This paper estimates a dynamic demand model for cigarettes based on panel data from 46 American states over the period 1963 to 1988. The first objective is to show some of the pitfalls of studies that rely on a time series regression of a specific state, or a cross-section regression for a given year. The second objective is to update the results of Baltagi and Levin (1986) from 1980 to 1988 and to study the sensitivity of these results to various ways of modelling the bootlegging effect as well as controlling for fixed or random state effects.

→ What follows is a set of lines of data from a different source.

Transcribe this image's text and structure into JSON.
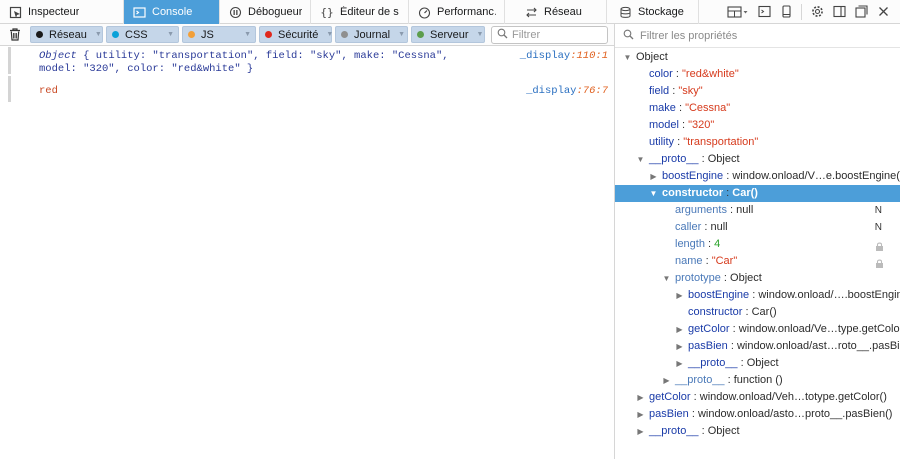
{
  "toolbar": {
    "tabs": [
      {
        "label": "Inspecteur",
        "icon": "inspector-icon"
      },
      {
        "label": "Console",
        "icon": "console-icon"
      },
      {
        "label": "Débogueur",
        "icon": "debugger-icon"
      },
      {
        "label": "Éditeur de s…",
        "icon": "style-editor-icon"
      },
      {
        "label": "Performanc…",
        "icon": "performance-icon"
      },
      {
        "label": "Réseau",
        "icon": "network-icon"
      },
      {
        "label": "Stockage",
        "icon": "storage-icon"
      }
    ],
    "selected_tab": "Console",
    "right_icons": [
      "layout-dock-icon",
      "split-console-icon",
      "responsive-mode-icon",
      "settings-gear-icon",
      "dock-side-icon",
      "dock-window-icon",
      "close-icon"
    ]
  },
  "filterbar": {
    "clear_icon": "trash-icon",
    "filters": [
      {
        "label": "Réseau",
        "color": "#1a1a1a"
      },
      {
        "label": "CSS",
        "color": "#0aa1d8"
      },
      {
        "label": "JS",
        "color": "#f2a03a"
      },
      {
        "label": "Sécurité",
        "color": "#e0281c"
      },
      {
        "label": "Journal",
        "color": "#8f8f8f"
      },
      {
        "label": "Serveur",
        "color": "#5c9d4c"
      }
    ],
    "search_placeholder": "Filtrer"
  },
  "console": {
    "messages": [
      {
        "object_keyword": "Object",
        "text": " { utility: \"transportation\", field: \"sky\", make: \"Cessna\", model: \"320\", color: \"red&white\" }",
        "source": "_display",
        "line": ":110:1"
      },
      {
        "text": "red",
        "source": "_display",
        "line": ":76:7"
      }
    ]
  },
  "sidebar": {
    "search_placeholder": "Filtrer les propriétés",
    "rows": [
      {
        "indent": 0,
        "twisty": "open",
        "name": "Object",
        "name_style": "plain",
        "sep": "",
        "value": "",
        "value_style": ""
      },
      {
        "indent": 1,
        "twisty": "none",
        "name": "color",
        "name_style": "prop",
        "sep": " : ",
        "value": "\"red&white\"",
        "value_style": "str"
      },
      {
        "indent": 1,
        "twisty": "none",
        "name": "field",
        "name_style": "prop",
        "sep": " : ",
        "value": "\"sky\"",
        "value_style": "str"
      },
      {
        "indent": 1,
        "twisty": "none",
        "name": "make",
        "name_style": "prop",
        "sep": " : ",
        "value": "\"Cessna\"",
        "value_style": "str"
      },
      {
        "indent": 1,
        "twisty": "none",
        "name": "model",
        "name_style": "prop",
        "sep": " : ",
        "value": "\"320\"",
        "value_style": "str"
      },
      {
        "indent": 1,
        "twisty": "none",
        "name": "utility",
        "name_style": "prop",
        "sep": " : ",
        "value": "\"transportation\"",
        "value_style": "str"
      },
      {
        "indent": 1,
        "twisty": "open",
        "name": "__proto__",
        "name_style": "prop",
        "sep": " : ",
        "value": "Object",
        "value_style": "plain"
      },
      {
        "indent": 2,
        "twisty": "closed",
        "name": "boostEngine",
        "name_style": "prop",
        "sep": " : ",
        "value": "window.onload/V…e.boostEngine()",
        "value_style": "plain"
      },
      {
        "indent": 2,
        "twisty": "open",
        "name": "constructor",
        "name_style": "prop",
        "sep": " : ",
        "value": "Car()",
        "value_style": "plain",
        "selected": true
      },
      {
        "indent": 3,
        "twisty": "none",
        "name": "arguments",
        "name_style": "dim",
        "sep": " : ",
        "value": "null",
        "value_style": "plain",
        "flag": "N"
      },
      {
        "indent": 3,
        "twisty": "none",
        "name": "caller",
        "name_style": "dim",
        "sep": " : ",
        "value": "null",
        "value_style": "plain",
        "flag": "N"
      },
      {
        "indent": 3,
        "twisty": "none",
        "name": "length",
        "name_style": "dim",
        "sep": " : ",
        "value": "4",
        "value_style": "num",
        "lock": true
      },
      {
        "indent": 3,
        "twisty": "none",
        "name": "name",
        "name_style": "dim",
        "sep": " : ",
        "value": "\"Car\"",
        "value_style": "str",
        "lock": true
      },
      {
        "indent": 3,
        "twisty": "open",
        "name": "prototype",
        "name_style": "dim",
        "sep": " : ",
        "value": "Object",
        "value_style": "plain"
      },
      {
        "indent": 4,
        "twisty": "closed",
        "name": "boostEngine",
        "name_style": "prop",
        "sep": " : ",
        "value": "window.onload/….boostEngine()",
        "value_style": "plain"
      },
      {
        "indent": 4,
        "twisty": "none",
        "name": "constructor",
        "name_style": "prop",
        "sep": " : ",
        "value": "Car()",
        "value_style": "plain"
      },
      {
        "indent": 4,
        "twisty": "closed",
        "name": "getColor",
        "name_style": "prop",
        "sep": " : ",
        "value": "window.onload/Ve…type.getColor()",
        "value_style": "plain"
      },
      {
        "indent": 4,
        "twisty": "closed",
        "name": "pasBien",
        "name_style": "prop",
        "sep": " : ",
        "value": "window.onload/ast…roto__.pasBien()",
        "value_style": "plain"
      },
      {
        "indent": 4,
        "twisty": "closed",
        "name": "__proto__",
        "name_style": "prop",
        "sep": " : ",
        "value": "Object",
        "value_style": "plain"
      },
      {
        "indent": 3,
        "twisty": "closed",
        "name": "__proto__",
        "name_style": "dim",
        "sep": " : ",
        "value": "function ()",
        "value_style": "plain"
      },
      {
        "indent": 1,
        "twisty": "closed",
        "name": "getColor",
        "name_style": "prop",
        "sep": " : ",
        "value": "window.onload/Veh…totype.getColor()",
        "value_style": "plain"
      },
      {
        "indent": 1,
        "twisty": "closed",
        "name": "pasBien",
        "name_style": "prop",
        "sep": " : ",
        "value": "window.onload/asto…proto__.pasBien()",
        "value_style": "plain"
      },
      {
        "indent": 1,
        "twisty": "closed",
        "name": "__proto__",
        "name_style": "prop",
        "sep": " : ",
        "value": "Object",
        "value_style": "plain"
      }
    ]
  }
}
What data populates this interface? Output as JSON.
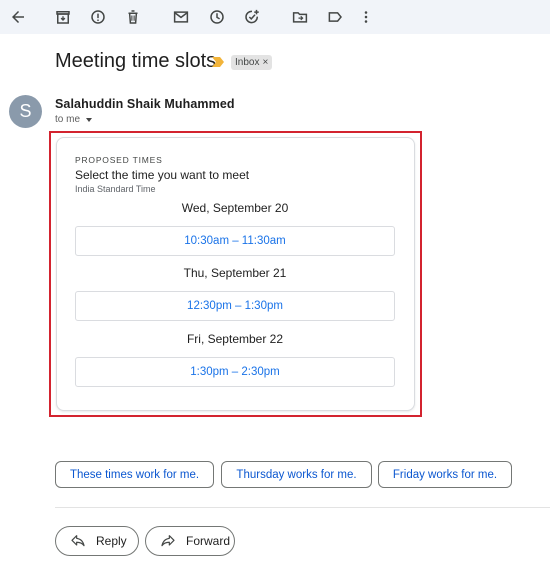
{
  "toolbar": {
    "icons": [
      "back-arrow-icon",
      "archive-icon",
      "report-spam-icon",
      "delete-icon",
      "mark-unread-icon",
      "snooze-icon",
      "add-to-tasks-icon",
      "move-to-icon",
      "label-icon",
      "more-options-icon"
    ]
  },
  "email": {
    "subject": "Meeting time slots",
    "label": "Inbox",
    "label_remove": "×",
    "sender": {
      "initial": "S",
      "name": "Salahuddin Shaik Muhammed"
    },
    "recipient": "to me"
  },
  "proposal": {
    "eyebrow": "PROPOSED TIMES",
    "title": "Select the time you want to meet",
    "timezone": "India Standard Time",
    "days": [
      {
        "label": "Wed, September 20",
        "slot": "10:30am – 11:30am"
      },
      {
        "label": "Thu, September 21",
        "slot": "12:30pm – 1:30pm"
      },
      {
        "label": "Fri, September 22",
        "slot": "1:30pm – 2:30pm"
      }
    ]
  },
  "smart_replies": [
    "These times work for me.",
    "Thursday works for me.",
    "Friday works for me."
  ],
  "actions": {
    "reply": "Reply",
    "forward": "Forward"
  },
  "colors": {
    "highlight": "#d3232f",
    "link_blue": "#1a73e8",
    "chip_blue": "#0b57d0",
    "important_marker": "#f2b43a"
  }
}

This study finds a significant habit persistence effect, a small but significant 'border purchasing' effect, a significant but inelastic own price effect and a small but significant income effect.
ASJC Scopus subject areas
- Economics and Econometrics